“We feel pretty good about the ratings,” said McGiboney, who oversees much of the department’s work on disciplinary and school climate issues.

The ratings are important, state officials say. Education leaders in much of Georgia, and throughout the nation, have placed greater emphasis on school climate and disciplinary issues in recent years, citing a correlation between a good classroom environment and good grades. McGiboney said Georgia schools that received an excellent school climate rating on average scored 20 points higher on the state’s College and Career Ready Performance Index, an annual report card on a school’s academic performance, than schools that received an unsatisfactory school climate rating.

“School climate is about making sure each student feels safe and nurtured,” said Peter DeWitt, a former teacher and principal who is now an education consultant with expertise in school climate issues. “When they are feeling safe and nurtured, they’re more engaged in the learning process.”
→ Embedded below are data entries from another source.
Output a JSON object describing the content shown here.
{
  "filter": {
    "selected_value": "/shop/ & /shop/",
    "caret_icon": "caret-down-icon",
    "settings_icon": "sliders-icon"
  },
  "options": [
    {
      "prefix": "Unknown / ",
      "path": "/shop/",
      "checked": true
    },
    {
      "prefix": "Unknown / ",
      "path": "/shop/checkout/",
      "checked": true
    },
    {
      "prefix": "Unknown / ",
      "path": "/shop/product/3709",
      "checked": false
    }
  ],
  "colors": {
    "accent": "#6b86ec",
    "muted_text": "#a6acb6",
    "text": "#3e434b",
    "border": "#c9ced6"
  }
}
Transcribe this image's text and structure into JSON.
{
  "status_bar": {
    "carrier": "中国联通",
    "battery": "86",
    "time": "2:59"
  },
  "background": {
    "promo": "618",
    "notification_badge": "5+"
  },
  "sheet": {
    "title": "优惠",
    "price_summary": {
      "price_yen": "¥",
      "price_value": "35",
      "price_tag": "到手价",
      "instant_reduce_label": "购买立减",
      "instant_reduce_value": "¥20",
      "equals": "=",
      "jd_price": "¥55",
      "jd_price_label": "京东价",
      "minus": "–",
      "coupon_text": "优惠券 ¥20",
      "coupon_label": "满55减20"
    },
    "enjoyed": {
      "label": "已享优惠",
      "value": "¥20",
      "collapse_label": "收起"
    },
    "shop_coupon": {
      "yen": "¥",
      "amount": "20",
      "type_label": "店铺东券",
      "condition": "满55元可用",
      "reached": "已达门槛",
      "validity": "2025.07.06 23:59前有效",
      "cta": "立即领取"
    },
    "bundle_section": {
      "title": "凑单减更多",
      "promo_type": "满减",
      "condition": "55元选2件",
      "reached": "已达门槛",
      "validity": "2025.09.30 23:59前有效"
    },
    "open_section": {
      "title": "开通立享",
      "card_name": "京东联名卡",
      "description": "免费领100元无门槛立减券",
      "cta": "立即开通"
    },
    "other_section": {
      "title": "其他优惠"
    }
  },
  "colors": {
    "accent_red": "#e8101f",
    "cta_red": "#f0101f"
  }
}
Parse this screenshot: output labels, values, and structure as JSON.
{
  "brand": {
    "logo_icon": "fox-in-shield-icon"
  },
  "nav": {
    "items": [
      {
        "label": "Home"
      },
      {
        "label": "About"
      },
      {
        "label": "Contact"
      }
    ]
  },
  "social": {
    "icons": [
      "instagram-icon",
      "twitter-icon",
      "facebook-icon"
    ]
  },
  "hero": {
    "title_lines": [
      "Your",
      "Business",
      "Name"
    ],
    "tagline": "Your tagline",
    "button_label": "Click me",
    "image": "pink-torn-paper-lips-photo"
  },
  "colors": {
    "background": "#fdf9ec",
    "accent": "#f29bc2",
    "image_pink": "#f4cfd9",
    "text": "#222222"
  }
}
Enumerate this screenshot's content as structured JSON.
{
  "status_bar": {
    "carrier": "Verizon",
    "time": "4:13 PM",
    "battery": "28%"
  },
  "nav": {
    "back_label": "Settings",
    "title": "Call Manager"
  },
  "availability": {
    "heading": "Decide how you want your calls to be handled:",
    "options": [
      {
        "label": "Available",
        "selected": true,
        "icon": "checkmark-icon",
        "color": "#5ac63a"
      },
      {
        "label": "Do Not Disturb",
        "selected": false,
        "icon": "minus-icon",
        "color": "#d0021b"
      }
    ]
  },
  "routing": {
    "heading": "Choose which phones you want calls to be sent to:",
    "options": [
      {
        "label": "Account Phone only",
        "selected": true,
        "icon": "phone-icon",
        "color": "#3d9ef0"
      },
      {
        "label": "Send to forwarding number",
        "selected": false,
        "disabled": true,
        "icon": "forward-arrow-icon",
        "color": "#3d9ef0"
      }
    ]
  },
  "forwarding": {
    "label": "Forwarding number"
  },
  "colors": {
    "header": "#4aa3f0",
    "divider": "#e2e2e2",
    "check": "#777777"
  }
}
Georgia is one of several states that tracks disciplinary data, DeWitt said. Few, though, rate the climate of each school.

Respondents to Georgia’s survey are asked how much they believe “school is a place at which I feel safe” or “teachers at my school set clear rules for behavior” or “my child knows what to do in case of a school emergency.”

Gwinnett Online Campus principal Christopher Ray said staffers didn’t fill out the surveys for the 2014-15 school year after completing them the prior school year. Ray said he’s working with state officials on different ways to capture school climate on campuses like his, since most students aren’t on campus every day.

“A lot of times, it’s a square peg, round hole situation, and we’re trying to make it fit,” he said.

Gallagher, the parent who believes Gwinnett Online Campus fosters a safe learning environment, urged caution about survey results.

“You’re either real happy (with the school) or you have an ax to grind,” she said.